What should the ICANN Board do?
Registry operators of these historic TLDs have been able to profit from their first-mover advantage for a long time, resulting in high brand awareness, customer loyalty and consistent consumer behaviour.
They possess a degree of market power that would enable them, without price caps, to charge unreasonably high registration and/or renewal fees. Removing price caps would be detrimental to the interest of Internet users.
Despite the fact that since 2012, the available TLDs have expanded with over a thousand new gTLDs, the operators of the historic TLDs have no more, or fewer, restrictions than when they delegated in ICANN’s early interest days. This clearly gives them a major advantage.
Why it’s important to keep the caps in place?
This matter, like many others, requires a substantive review and a truly personal analysis by the ICANN Board.

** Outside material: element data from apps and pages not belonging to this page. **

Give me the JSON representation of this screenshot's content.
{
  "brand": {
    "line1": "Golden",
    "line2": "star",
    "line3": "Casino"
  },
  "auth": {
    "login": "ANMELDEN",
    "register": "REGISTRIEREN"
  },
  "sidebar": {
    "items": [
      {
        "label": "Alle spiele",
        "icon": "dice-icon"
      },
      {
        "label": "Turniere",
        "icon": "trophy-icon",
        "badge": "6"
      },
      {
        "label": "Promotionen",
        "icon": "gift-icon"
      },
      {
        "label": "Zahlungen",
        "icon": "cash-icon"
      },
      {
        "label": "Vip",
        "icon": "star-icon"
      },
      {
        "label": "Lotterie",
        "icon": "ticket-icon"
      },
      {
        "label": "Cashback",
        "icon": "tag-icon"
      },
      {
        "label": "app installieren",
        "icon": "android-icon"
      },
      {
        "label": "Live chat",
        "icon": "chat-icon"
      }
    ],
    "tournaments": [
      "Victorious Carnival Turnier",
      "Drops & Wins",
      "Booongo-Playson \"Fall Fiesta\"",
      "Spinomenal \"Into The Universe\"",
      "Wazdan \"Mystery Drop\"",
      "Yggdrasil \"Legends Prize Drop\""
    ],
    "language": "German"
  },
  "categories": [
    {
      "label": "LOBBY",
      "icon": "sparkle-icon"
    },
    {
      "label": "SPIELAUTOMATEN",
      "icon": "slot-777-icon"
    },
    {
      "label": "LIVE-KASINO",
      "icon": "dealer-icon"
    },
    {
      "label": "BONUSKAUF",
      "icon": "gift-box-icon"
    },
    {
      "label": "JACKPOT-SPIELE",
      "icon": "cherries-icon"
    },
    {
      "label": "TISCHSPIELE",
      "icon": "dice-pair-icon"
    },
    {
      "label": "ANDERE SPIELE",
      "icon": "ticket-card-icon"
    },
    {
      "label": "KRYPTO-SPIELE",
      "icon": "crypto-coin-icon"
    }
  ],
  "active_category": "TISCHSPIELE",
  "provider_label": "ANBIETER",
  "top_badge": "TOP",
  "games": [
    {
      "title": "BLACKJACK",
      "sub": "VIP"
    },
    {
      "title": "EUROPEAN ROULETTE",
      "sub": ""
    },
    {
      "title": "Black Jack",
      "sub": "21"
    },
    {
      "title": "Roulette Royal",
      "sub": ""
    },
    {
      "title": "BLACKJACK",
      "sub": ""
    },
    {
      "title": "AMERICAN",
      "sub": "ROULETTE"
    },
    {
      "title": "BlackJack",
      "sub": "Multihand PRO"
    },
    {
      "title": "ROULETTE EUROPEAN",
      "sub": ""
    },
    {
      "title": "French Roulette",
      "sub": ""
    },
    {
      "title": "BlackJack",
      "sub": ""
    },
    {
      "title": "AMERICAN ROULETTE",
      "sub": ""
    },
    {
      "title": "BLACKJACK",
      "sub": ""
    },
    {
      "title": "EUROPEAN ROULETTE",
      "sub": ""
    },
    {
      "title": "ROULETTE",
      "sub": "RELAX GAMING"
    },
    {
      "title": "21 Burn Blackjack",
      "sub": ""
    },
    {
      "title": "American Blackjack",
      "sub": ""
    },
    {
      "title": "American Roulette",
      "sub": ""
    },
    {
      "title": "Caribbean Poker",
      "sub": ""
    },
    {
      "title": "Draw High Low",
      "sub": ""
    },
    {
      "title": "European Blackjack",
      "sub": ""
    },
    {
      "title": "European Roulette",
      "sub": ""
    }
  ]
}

The ICANN Board can only do so in an open and transparent fashion. It must use expert advice (based upon facts and evidence rather than outdated opinions) to make well-informed decisions, and it must ensure that the Internet community, and those entities most affected, can assist in the policy development process. Such policy development process and careful analysis should have preceded any decision that implies a radical shift from the policies and/or conditions under which a TLD is (re)assigned or (re)delegated.
The ICANN Board should stop hiding behind meaningless processing arguments. Too many times in the past has the Board tried to get rid of the problem by arguing that it can delegate decisions to third parties or ICANN Staff. ICANN cannot argue that the Board can delegate the renewal and price cap removal discussions (and decisions) and simultaneously maintain that the Board must not substantively review the third parties’ or the Staff’s position or actions.
This should not work in this instance. The Board is the ultimate responsible body in the ICANN organization and should undertake a truly conscious analysis, and check the renewals and price caps issues in view of ICANN core values. The Board has a duty to ensure that ICANN Staff (and third parties it uses to make decisions for them) comply with the Articles of Incorporation and Bylaws of ICANN. A failure of the Board to ensure such compliance is a failure of the Board itself.
Approval from the ICANN Board
The ICANN Board approved the caps. This is an excerpt from their report:
“The Board could have directed the CEO and Staff not to renew under these terms had it thought that warranted. It decided not to do so.
The Board were well aware of the public comments, had been briefed on them by the CEO and Staff, and had been provided with the Staff Report summarizing them; they chose to let Staff go ahead and renew on the terms agreed to with the Registry Operators, and the renewal Registry Agreements were duly and timely executed. Nothing about this seems to me, based on my investigation and understanding of the relevant rules, laws and Bylaws, to be any kind of violation or dereliction of CEO and Staff’s normal executive obligations and duties, or of the Mission, Core Values, or Commitments of ICANN.” (1)
(1) ICANN, Substantive Evaluation by the ICANN Ombudsman of Request for Reconsideration 19-2, 7 September 2019, https://www.icann.ORG/en/system/files/files/reconsideration-19-2-namecheap-evaluation-icann-ombudsman-request-07sep19-en.pdf.
In denying Namecheap’s reconsideration request, the ICANN Board also considered that ICANN’s execution of the renewed Registry Agreements did not contradict ICANN’s Bylaws, policies, or procedures, and that ICANN Staff did not fail to consider material information in executing these agreements. In other words, the ICANN Board reapproved Staff’s decision when denying Namecheap’s reconsideration request.